D.McEwan: Gymnasts' skill makes what they do look easy but the fact is it's incredibly dangerous if you go even just a little bit wrong."


Having followed men's gymnastics for 4 DECADES, I am well aware how dangerous and difficult it is. Don't treat me like I'm a moron who thinks gymnastics are easy.

I stand by my statement. The Olympians we admire are the ones who overcome, not quitters.

Greg Louganis bashed his head open diving in the '88 Olympics. I saw his wound in person when it was 3 days old. He did not quit. He went on and won the gold. THAT is an Olympian. Simone Biles doesn't measure up. She's a quitter.

ventucky said...

I have to disagree. 1984 was the beginning of the decline of the Olympics. OK 1980 probably really was, but we didn't even see them. I was 23, and all I remember was flag waving USA patriotism, with very little coverage of athletes that were not American. I found it terribly embarrassing to our country. More PR interview BS instead of actual sports, and there were no side networks at that time. Aside fro the hostages in Munich, the 72 and 76 Olympics are the standard for the Olympics in my mind. Back then it seemed more of a celebration of athletes. In 1984 it was an American cultural jerk off.

Andrew said...

@ D. McEwan:

Female gymnasts:
Samantha Cerio
Melanie Coleman
Adriana Duffy
Julissa Gomez
Sang Lan
Elena Mukhina

I know their names because my daughter used to compete in gymnastics.

Once, in a practice, she received a minor concussion. She was not allowed to compete until more than a month later. Because gymnastics and diving are not the same.

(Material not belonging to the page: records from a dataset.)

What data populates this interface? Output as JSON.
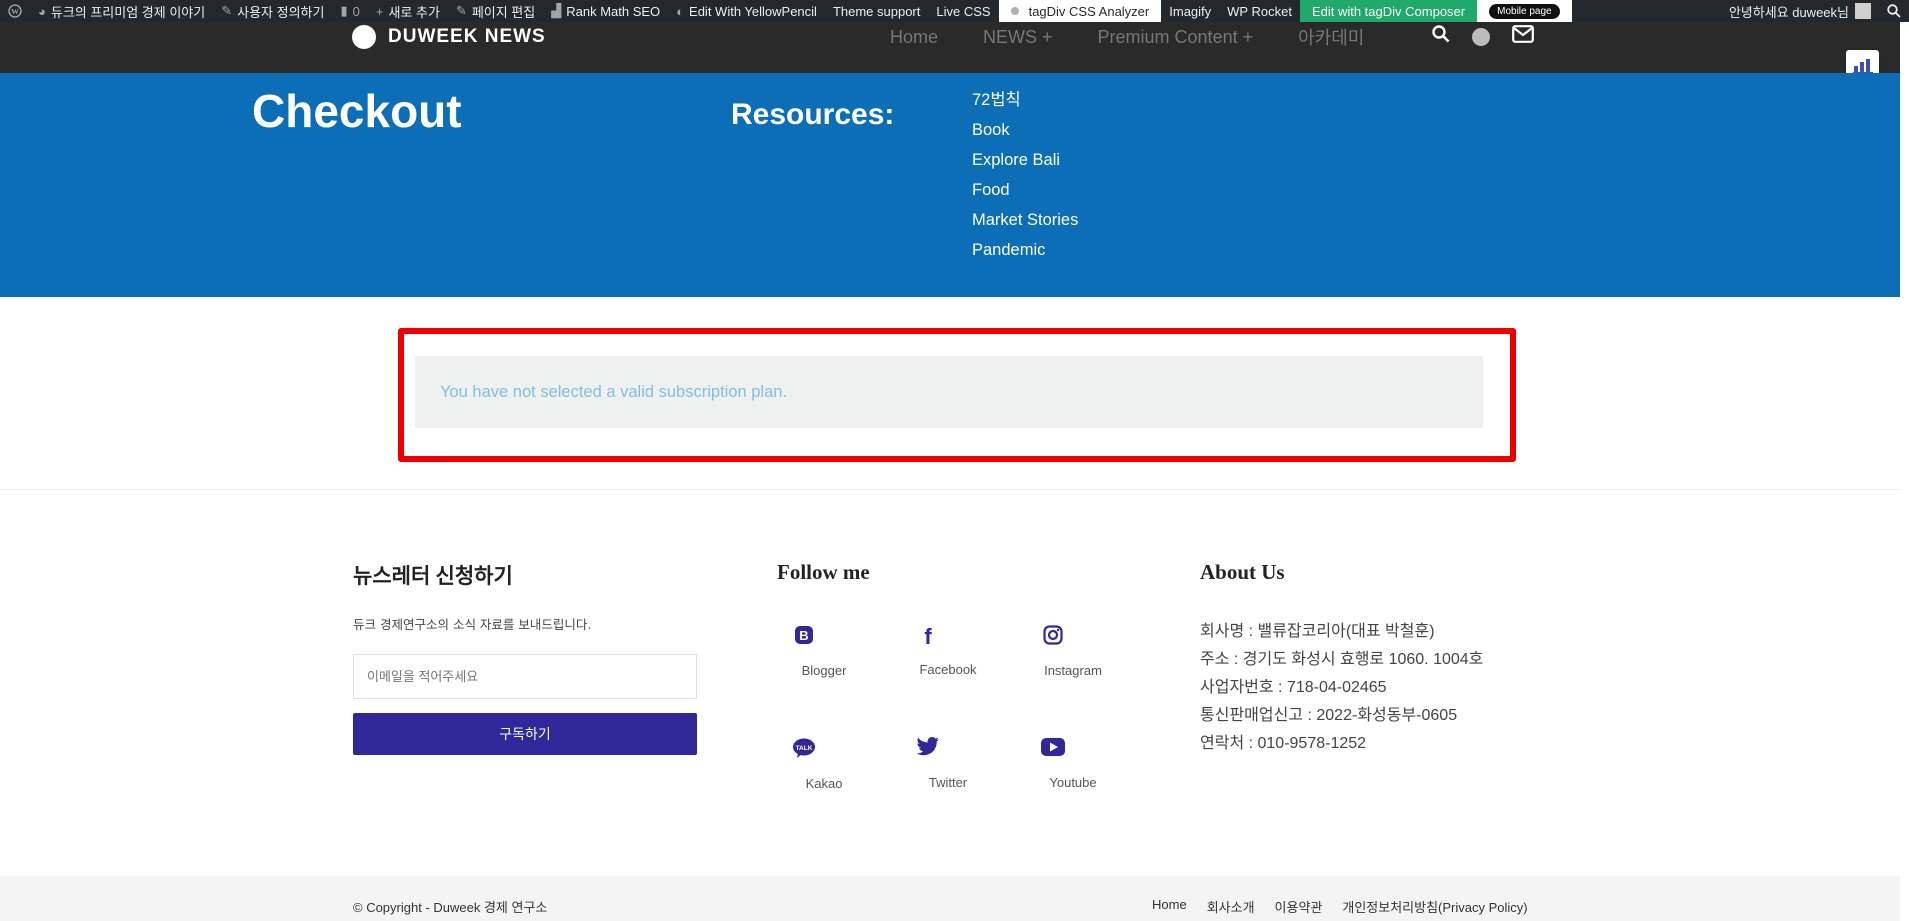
{
  "adminbar": {
    "site_name": "듀크의 프리미엄 경제 이야기",
    "customize": "사용자 정의하기",
    "comments_count": "0",
    "new": "새로 추가",
    "edit_page": "페이지 편집",
    "rank_math": "Rank Math SEO",
    "yellowpencil": "Edit With YellowPencil",
    "theme_support": "Theme support",
    "live_css": "Live CSS",
    "css_analyzer": "tagDiv CSS Analyzer",
    "imagify": "Imagify",
    "wp_rocket": "WP Rocket",
    "composer": "Edit with tagDiv Composer",
    "mobile_page": "Mobile page",
    "greeting": "안녕하세요 duweek님"
  },
  "header": {
    "logo_text": "DUWEEK NEWS",
    "nav": [
      {
        "label": "Home"
      },
      {
        "label": "NEWS  +"
      },
      {
        "label": "Premium Content  +"
      },
      {
        "label": "아카데미"
      }
    ]
  },
  "band": {
    "title": "Checkout",
    "resources_title": "Resources:",
    "resources": [
      "72법칙",
      "Book",
      "Explore Bali",
      "Food",
      "Market Stories",
      "Pandemic"
    ]
  },
  "notice": {
    "message": "You have not selected a valid subscription plan."
  },
  "footer": {
    "newsletter": {
      "title": "뉴스레터 신청하기",
      "description": "듀크 경제연구소의 소식 자료를 보내드립니다.",
      "placeholder": "이메일을 적어주세요",
      "button": "구독하기"
    },
    "follow": {
      "title": "Follow me",
      "items": [
        {
          "label": "Blogger",
          "icon": "blogger-icon"
        },
        {
          "label": "Facebook",
          "icon": "facebook-icon"
        },
        {
          "label": "Instagram",
          "icon": "instagram-icon"
        },
        {
          "label": "Kakao",
          "icon": "kakao-icon"
        },
        {
          "label": "Twitter",
          "icon": "twitter-icon"
        },
        {
          "label": "Youtube",
          "icon": "youtube-icon"
        }
      ]
    },
    "about": {
      "title": "About Us",
      "lines": [
        "회사명 : 밸류잡코리아(대표 박철훈)",
        "주소 : 경기도 화성시 효행로 1060. 1004호",
        "사업자번호 : 718-04-02465",
        "통신판매업신고 : 2022-화성동부-0605",
        "연락처 : 010-9578-1252"
      ]
    },
    "copyright": "© Copyright - Duweek 경제 연구소",
    "links": [
      "Home",
      "회사소개",
      "이용약관",
      "개인정보처리방침(Privacy Policy)"
    ]
  },
  "colors": {
    "brand_blue": "#0b6eb7",
    "button_purple": "#30289a",
    "highlight_red": "#ee0000",
    "notice_text": "#7ec0e4"
  }
}
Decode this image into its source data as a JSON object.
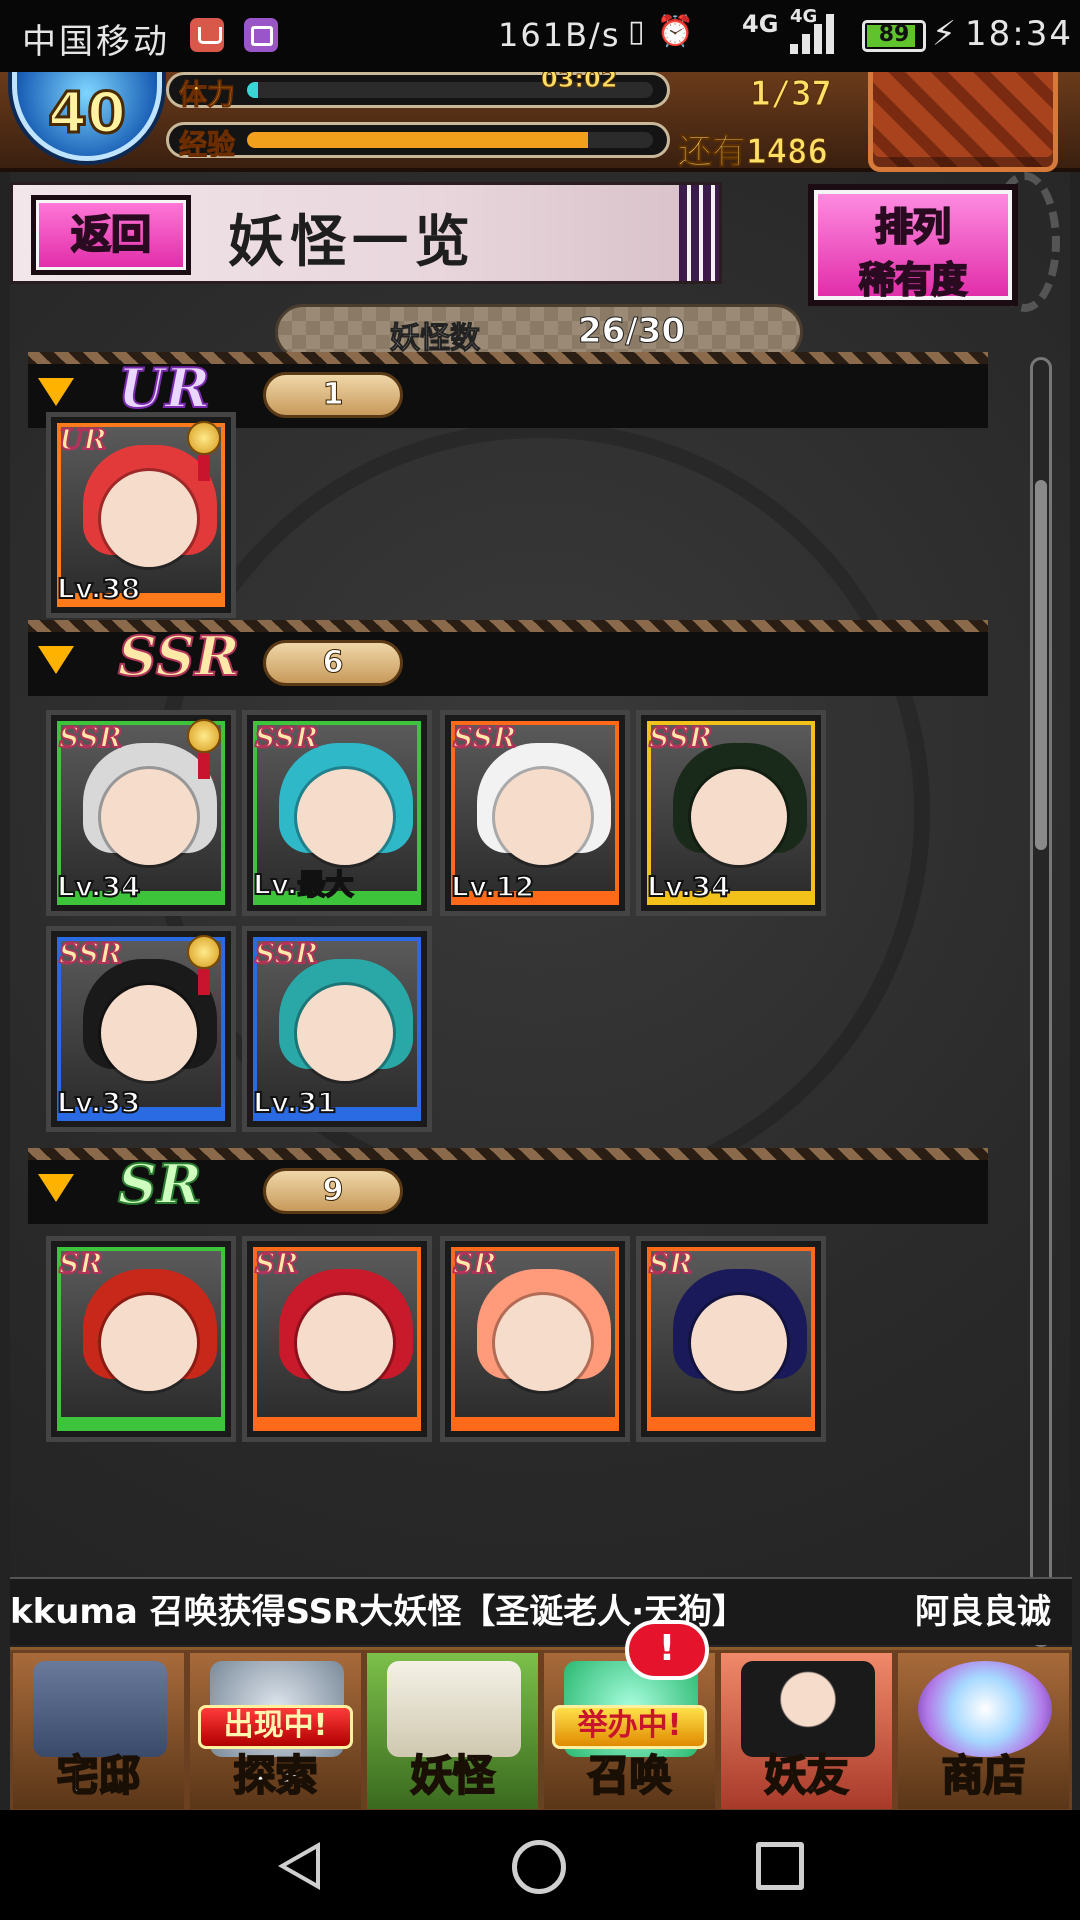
{
  "statusbar": {
    "carrier": "中国移动",
    "net_speed": "161B/s",
    "network": "4G",
    "network2": "4G",
    "battery": "89",
    "time": "18:34"
  },
  "hud": {
    "level": "40",
    "stamina_label": "体力",
    "stamina_timer": "03:02",
    "stamina_value": "1/37",
    "stamina_fraction": 0.027,
    "exp_label": "经验",
    "exp_remaining": "还有1486",
    "exp_fraction": 0.84
  },
  "header": {
    "back_label": "返回",
    "title": "妖怪一览",
    "sort_label_1": "排列",
    "sort_label_2": "稀有度"
  },
  "count": {
    "label": "妖怪数",
    "value": "26/30"
  },
  "sections": [
    {
      "rarity": "UR",
      "count": "1"
    },
    {
      "rarity": "SSR",
      "count": "6"
    },
    {
      "rarity": "SR",
      "count": "9"
    }
  ],
  "cards": {
    "ur": [
      {
        "tag": "UR",
        "level": "Lv.38",
        "frame": "#ff7a1a",
        "hair": "#e23a3a",
        "medal": true
      }
    ],
    "ssr": [
      {
        "tag": "SSR",
        "level": "Lv.34",
        "frame": "#3ec43a",
        "hair": "#d8d8d8",
        "medal": true
      },
      {
        "tag": "SSR",
        "level": "Lv.最大",
        "frame": "#3ec43a",
        "hair": "#2fb8c8",
        "medal": false
      },
      {
        "tag": "SSR",
        "level": "Lv.12",
        "frame": "#ff6a1a",
        "hair": "#f2f2f2",
        "medal": false
      },
      {
        "tag": "SSR",
        "level": "Lv.34",
        "frame": "#f2c21a",
        "hair": "#1a2a1a",
        "medal": false
      },
      {
        "tag": "SSR",
        "level": "Lv.33",
        "frame": "#2a6ae2",
        "hair": "#1a1a1a",
        "medal": true
      },
      {
        "tag": "SSR",
        "level": "Lv.31",
        "frame": "#2a6ae2",
        "hair": "#2aa8a8",
        "medal": false
      }
    ],
    "sr": [
      {
        "tag": "SR",
        "frame": "#3ec43a",
        "hair": "#c8281a"
      },
      {
        "tag": "SR",
        "frame": "#ff6a1a",
        "hair": "#c81a2a"
      },
      {
        "tag": "SR",
        "frame": "#ff6a1a",
        "hair": "#ff9a7a"
      },
      {
        "tag": "SR",
        "frame": "#ff6a1a",
        "hair": "#1a1a5a"
      }
    ]
  },
  "ticker": {
    "message": "kkuma 召唤获得SSR大妖怪【圣诞老人·天狗】",
    "next": "阿良良诚"
  },
  "nav": {
    "home": "宅邸",
    "explore_badge": "出现中!",
    "explore": "探索",
    "yokai": "妖怪",
    "summon_badge": "举办中!",
    "summon": "召唤",
    "friends": "妖友",
    "shop": "商店",
    "alert": "!"
  },
  "colors": {
    "accent_pink": "#e02aa8",
    "exp_bar": "#f0a01a",
    "stamina_bar": "#3ad6d6"
  }
}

To call Louganis an "Olympian," but Biles a "quitter," is very Trumpian. "Winners" and "losers," right?

And virtually the entire gymnastics world, past and present, is endorsing Biles's decision.

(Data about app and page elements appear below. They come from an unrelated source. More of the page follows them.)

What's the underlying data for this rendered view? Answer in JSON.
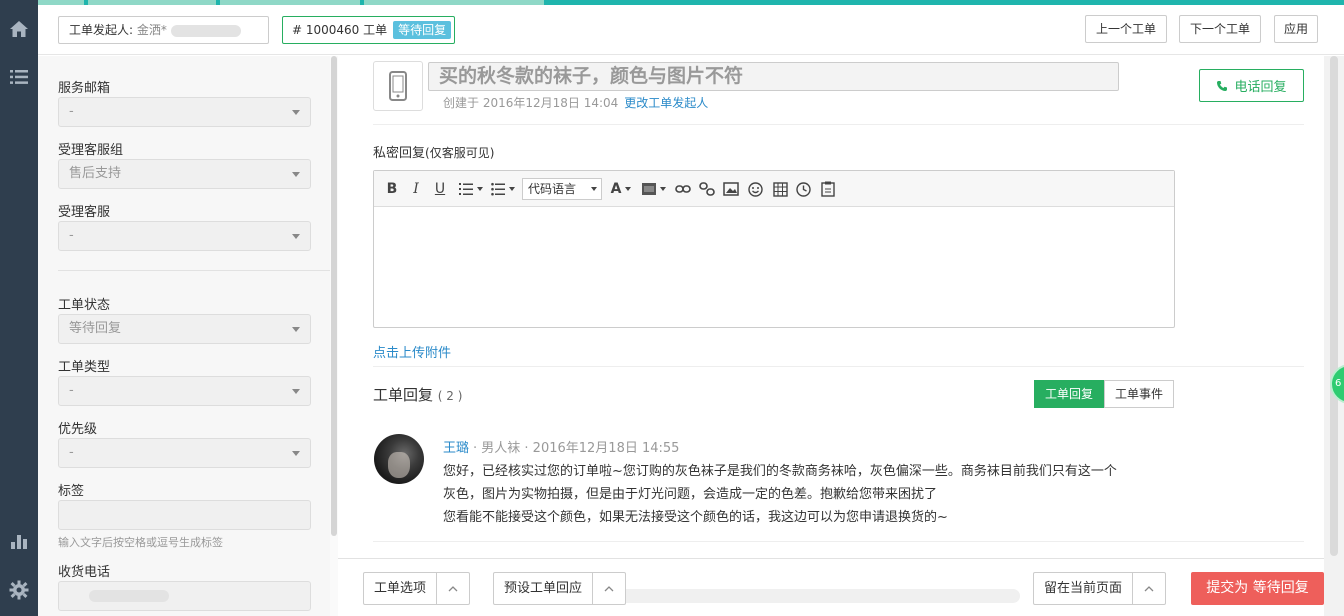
{
  "header": {
    "initiator_label": "工单发起人:",
    "initiator_value": "金洒*",
    "ticket_id": "# 1000460",
    "ticket_word": "工单",
    "status": "等待回复",
    "prev_label": "上一个工单",
    "next_label": "下一个工单",
    "apply_label": "应用"
  },
  "rail": {
    "icons": [
      "home-icon",
      "list-icon",
      "bar-chart-icon",
      "gear-icon"
    ]
  },
  "form": {
    "mailbox_label": "服务邮箱",
    "mailbox_value": "-",
    "group_label": "受理客服组",
    "group_value": "售后支持",
    "agent_label": "受理客服",
    "agent_value": "-",
    "status_label": "工单状态",
    "status_value": "等待回复",
    "type_label": "工单类型",
    "type_value": "-",
    "priority_label": "优先级",
    "priority_value": "-",
    "tags_label": "标签",
    "tags_hint": "输入文字后按空格或逗号生成标签",
    "phone_label": "收货电话"
  },
  "ticket": {
    "subject": "买的秋冬款的袜子，颜色与图片不符",
    "created": "创建于 2016年12月18日 14:04",
    "change_initiator": "更改工单发起人",
    "phone_reply": "电话回复"
  },
  "composer": {
    "private_label": "私密回复",
    "private_note": "(仅客服可见)",
    "code_language": "代码语言",
    "upload_label": "点击上传附件"
  },
  "replies": {
    "title": "工单回复",
    "count": "( 2 )",
    "tab_replies": "工单回复",
    "tab_events": "工单事件",
    "items": [
      {
        "author": "王璐",
        "meta": "· 男人袜 · 2016年12月18日 14:55",
        "lines": [
          "您好，已经核实过您的订单啦~您订购的灰色袜子是我们的冬款商务袜哈，灰色偏深一些。商务袜目前我们只有这一个",
          "灰色，图片为实物拍摄，但是由于灯光问题，会造成一定的色差。抱歉给您带来困扰了",
          "您看能不能接受这个颜色，如果无法接受这个颜色的话，我这边可以为您申请退换货的~"
        ]
      }
    ]
  },
  "bottom": {
    "options_label": "工单选项",
    "preset_label": "预设工单回应",
    "stay_label": "留在当前页面",
    "submit_label": "提交为 等待回复"
  },
  "colors": {
    "accent": "#27ae60",
    "link": "#2a8ac9",
    "danger": "#ee5f5b",
    "info": "#5bc0de",
    "rail": "#2f3e4e"
  }
}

With all due respect, you're a moron.

By Ken Levine said...

We've reached the point in the thread where readers are attacking each other. So the thread has ended.

JessyS said...

OrangeTom

I believe the mystery act was to be the UFO that appeared after the torch went out. According to Peter Ueberroth's "Made in America," that was supposed to be the surprise according to ceremonies director David Wolper.